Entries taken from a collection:
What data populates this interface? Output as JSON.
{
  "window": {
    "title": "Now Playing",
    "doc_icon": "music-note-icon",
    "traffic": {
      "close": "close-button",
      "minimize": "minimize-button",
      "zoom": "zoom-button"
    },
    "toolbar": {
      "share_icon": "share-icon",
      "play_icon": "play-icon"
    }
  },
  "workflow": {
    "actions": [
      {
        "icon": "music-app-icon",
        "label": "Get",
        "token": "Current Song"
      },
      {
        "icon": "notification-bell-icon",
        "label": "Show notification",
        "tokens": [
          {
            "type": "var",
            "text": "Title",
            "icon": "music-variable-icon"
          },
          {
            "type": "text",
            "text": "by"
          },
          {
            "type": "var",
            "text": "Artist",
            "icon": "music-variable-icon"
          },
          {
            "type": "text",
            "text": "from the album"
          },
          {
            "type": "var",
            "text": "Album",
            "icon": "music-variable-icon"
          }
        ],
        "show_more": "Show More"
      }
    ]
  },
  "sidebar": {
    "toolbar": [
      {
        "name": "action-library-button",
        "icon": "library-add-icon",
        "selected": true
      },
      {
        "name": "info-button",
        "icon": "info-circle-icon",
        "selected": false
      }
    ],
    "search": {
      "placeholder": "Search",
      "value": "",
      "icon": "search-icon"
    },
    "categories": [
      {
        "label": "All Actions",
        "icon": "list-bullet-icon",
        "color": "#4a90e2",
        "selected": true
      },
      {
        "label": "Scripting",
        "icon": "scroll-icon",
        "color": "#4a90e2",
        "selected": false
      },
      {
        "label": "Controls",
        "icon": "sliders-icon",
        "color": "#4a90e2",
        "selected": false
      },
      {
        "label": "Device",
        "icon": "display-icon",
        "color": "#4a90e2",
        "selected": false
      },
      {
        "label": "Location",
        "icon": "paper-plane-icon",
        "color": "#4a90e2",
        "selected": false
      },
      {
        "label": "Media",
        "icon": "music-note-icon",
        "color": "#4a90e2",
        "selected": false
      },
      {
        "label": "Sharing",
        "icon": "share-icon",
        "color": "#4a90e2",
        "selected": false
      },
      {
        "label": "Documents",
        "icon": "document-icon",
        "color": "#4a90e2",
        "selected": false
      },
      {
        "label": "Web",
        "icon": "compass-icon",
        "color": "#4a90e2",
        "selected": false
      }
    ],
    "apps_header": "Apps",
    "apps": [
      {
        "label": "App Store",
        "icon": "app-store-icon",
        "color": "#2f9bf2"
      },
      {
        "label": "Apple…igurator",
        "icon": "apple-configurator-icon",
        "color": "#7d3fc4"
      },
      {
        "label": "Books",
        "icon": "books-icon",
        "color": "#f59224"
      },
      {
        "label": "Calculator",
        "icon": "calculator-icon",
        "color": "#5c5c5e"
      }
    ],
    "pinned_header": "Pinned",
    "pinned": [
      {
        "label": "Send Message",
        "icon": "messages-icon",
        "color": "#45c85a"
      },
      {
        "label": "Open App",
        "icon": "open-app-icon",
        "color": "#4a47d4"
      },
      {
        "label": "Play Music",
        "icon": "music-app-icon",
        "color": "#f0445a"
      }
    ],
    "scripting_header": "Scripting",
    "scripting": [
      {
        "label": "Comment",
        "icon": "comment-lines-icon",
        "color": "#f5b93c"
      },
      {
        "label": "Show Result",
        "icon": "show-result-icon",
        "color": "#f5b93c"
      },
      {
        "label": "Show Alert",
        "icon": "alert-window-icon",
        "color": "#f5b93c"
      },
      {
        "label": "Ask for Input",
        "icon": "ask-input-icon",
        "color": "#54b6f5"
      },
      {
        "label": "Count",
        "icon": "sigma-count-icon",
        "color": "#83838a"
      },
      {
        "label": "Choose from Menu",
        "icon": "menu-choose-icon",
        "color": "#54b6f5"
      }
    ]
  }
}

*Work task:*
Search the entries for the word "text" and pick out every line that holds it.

*Response below:*
            "text": "Title",
            "type": "text",
            "text": "by"
            "text": "Artist",
            "type": "text",
            "text": "from the album"
            "text": "Album",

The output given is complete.